[Opening Extracted information section]

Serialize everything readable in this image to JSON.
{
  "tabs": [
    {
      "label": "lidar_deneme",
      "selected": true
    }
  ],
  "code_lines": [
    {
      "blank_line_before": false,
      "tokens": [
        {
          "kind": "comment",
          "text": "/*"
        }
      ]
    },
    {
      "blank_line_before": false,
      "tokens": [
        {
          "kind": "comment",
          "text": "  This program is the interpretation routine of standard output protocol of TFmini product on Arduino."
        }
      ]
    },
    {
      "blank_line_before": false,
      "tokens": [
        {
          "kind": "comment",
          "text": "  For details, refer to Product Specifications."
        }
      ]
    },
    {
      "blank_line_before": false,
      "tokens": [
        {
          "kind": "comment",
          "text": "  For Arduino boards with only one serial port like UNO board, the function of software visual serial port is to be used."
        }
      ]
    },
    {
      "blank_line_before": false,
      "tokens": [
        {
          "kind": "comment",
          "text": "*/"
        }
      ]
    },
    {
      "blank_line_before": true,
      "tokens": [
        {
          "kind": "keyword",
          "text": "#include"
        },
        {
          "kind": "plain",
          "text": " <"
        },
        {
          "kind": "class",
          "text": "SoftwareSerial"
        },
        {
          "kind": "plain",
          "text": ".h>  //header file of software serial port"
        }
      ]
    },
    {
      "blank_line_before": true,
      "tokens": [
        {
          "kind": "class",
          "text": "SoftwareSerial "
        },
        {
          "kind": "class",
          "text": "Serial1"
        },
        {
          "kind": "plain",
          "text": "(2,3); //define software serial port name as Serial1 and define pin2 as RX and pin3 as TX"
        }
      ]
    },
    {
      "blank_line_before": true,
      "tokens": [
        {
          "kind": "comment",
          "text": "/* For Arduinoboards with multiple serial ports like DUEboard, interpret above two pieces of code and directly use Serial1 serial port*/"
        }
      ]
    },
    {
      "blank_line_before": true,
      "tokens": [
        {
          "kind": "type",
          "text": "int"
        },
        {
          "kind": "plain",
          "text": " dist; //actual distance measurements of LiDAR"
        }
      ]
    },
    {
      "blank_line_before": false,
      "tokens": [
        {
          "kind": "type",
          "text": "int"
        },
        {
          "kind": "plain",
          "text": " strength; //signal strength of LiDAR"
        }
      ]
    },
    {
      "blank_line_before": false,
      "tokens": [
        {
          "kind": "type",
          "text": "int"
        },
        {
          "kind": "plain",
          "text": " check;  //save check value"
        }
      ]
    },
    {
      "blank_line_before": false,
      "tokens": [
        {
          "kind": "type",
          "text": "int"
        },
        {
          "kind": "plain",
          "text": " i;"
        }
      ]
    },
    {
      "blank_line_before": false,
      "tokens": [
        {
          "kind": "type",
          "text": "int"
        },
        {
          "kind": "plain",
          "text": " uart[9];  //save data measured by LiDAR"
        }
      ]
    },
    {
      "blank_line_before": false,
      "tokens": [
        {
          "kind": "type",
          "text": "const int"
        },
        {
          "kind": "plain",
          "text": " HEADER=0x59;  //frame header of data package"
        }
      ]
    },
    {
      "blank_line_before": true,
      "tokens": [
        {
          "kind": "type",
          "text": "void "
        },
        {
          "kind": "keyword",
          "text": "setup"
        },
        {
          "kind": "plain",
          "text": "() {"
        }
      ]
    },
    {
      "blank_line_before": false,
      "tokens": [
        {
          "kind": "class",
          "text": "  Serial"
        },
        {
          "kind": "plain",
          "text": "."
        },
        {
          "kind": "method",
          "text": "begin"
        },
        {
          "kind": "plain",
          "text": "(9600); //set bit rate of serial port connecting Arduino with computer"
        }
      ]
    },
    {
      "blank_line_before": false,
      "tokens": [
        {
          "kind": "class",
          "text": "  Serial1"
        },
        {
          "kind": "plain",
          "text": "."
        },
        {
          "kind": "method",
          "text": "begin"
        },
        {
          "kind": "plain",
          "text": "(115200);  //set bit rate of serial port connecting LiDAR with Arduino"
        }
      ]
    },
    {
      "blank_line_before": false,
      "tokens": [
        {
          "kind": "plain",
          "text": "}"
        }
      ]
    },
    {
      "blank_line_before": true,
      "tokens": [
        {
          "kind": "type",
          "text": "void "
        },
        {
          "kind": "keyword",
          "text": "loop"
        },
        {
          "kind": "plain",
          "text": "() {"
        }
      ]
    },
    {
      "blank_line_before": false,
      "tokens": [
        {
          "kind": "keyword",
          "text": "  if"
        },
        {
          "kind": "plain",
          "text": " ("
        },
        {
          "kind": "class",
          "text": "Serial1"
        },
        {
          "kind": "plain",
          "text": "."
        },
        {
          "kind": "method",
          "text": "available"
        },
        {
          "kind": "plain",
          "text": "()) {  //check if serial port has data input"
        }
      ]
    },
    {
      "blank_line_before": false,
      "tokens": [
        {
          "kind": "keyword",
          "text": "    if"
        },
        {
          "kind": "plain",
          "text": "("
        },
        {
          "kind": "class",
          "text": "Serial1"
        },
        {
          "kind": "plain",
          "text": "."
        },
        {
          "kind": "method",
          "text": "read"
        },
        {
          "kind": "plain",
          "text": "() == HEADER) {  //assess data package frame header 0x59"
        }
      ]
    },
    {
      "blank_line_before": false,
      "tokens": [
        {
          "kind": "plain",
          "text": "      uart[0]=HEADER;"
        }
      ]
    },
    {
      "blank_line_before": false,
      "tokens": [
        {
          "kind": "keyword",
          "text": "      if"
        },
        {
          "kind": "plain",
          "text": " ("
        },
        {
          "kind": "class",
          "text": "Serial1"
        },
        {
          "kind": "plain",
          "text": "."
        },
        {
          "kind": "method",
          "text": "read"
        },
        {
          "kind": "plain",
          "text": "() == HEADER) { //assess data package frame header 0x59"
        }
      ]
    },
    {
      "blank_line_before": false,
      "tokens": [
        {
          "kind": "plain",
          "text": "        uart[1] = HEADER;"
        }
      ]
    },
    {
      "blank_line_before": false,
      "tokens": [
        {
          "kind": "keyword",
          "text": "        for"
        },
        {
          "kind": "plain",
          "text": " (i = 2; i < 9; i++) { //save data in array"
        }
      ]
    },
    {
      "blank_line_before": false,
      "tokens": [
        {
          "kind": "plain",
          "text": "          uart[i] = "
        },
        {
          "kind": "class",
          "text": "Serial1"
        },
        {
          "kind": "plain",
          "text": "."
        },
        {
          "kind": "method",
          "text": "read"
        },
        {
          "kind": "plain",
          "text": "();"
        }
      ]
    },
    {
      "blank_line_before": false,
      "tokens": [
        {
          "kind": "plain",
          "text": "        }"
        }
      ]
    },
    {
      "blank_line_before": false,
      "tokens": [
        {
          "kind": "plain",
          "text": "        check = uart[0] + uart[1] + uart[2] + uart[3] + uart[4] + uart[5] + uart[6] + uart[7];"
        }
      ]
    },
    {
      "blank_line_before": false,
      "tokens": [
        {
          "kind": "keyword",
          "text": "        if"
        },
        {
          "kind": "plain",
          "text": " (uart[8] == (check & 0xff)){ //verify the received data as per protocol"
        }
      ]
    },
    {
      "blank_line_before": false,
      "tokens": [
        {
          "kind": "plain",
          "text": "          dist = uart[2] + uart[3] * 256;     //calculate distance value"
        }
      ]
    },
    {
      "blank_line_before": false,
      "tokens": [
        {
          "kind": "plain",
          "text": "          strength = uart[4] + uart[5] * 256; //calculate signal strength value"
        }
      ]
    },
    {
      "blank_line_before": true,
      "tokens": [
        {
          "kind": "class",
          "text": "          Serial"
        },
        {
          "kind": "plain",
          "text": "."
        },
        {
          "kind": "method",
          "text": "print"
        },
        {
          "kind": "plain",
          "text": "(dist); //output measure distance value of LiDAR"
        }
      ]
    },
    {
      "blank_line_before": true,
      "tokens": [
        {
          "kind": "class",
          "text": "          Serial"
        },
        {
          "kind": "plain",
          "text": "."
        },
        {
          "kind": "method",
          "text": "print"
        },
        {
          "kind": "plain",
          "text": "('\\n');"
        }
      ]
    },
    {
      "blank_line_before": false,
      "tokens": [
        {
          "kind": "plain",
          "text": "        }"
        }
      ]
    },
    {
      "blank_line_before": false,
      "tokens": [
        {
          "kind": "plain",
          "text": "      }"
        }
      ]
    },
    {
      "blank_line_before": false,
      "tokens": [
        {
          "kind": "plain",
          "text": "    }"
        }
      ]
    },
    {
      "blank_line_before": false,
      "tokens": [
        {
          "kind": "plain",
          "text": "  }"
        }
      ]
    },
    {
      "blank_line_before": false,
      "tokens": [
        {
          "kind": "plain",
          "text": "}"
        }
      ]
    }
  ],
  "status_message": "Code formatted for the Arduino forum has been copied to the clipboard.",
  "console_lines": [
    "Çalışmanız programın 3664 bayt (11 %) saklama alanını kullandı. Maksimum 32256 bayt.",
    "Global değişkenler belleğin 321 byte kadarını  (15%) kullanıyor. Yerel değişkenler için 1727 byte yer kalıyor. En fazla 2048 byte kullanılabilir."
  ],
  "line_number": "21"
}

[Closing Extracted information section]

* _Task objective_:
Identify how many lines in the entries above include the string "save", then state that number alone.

* _Exercise solution_:
3